Public Choice

, Volume 126, Issue 3, pp 453–463

Rewarding political supporters

Article

DOI: 10.1007/s11127-006-5058-7

Cite this article as:
Glazer, A. Public Choice (2006) 126: 453. doi:10.1007/s11127-006-5058-7

Abstract

Consider an elected politician who wants to identify politically savvy people who could offer him good advice. Since the incumbent won an election, people who supported him are probably better attuned to the political winds than are people who did not. The official should therefore listen to people who had supported him. For similar reasons, he may preferentially listen to groups that had given him political contributions than to groups that had not. And a politician who is initially unsure about which voters best recognize benefits promised them will favor groups that he had previously favored and that had supported him.

Copyright information

© Springer Science + Business Media, Inc. 2006

Authors and Affiliations

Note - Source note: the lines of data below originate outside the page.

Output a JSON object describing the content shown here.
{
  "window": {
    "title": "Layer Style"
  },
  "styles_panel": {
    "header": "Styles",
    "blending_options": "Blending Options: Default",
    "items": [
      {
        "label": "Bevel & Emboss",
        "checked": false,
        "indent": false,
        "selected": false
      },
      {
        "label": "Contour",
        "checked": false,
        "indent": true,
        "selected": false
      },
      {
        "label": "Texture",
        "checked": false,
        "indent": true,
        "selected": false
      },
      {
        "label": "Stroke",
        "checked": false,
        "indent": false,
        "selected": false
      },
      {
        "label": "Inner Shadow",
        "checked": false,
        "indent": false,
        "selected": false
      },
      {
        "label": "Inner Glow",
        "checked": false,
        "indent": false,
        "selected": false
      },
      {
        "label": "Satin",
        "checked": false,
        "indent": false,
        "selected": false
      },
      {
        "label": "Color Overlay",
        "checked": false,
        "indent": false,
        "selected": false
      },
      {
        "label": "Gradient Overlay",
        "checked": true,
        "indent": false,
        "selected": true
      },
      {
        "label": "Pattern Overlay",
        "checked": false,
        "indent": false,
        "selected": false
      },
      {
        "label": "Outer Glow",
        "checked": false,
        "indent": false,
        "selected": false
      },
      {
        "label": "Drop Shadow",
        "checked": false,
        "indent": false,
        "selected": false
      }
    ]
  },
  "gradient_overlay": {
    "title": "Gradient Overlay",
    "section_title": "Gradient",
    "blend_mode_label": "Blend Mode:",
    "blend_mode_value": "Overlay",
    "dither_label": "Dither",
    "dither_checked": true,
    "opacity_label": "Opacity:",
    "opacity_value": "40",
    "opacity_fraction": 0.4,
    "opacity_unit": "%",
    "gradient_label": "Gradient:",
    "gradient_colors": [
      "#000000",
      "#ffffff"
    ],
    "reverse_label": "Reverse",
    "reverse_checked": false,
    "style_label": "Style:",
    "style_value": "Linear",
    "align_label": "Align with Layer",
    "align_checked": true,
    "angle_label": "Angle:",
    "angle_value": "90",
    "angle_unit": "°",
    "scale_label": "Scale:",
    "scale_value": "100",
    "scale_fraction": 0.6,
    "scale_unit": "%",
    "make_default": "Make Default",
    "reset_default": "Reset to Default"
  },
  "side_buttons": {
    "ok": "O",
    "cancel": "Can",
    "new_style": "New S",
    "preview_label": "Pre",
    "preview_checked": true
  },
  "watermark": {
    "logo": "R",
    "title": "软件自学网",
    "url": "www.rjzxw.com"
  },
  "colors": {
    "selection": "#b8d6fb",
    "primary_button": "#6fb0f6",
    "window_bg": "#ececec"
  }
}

  1. 1.Department of EconomicsUniversity of California, IrvineIrvine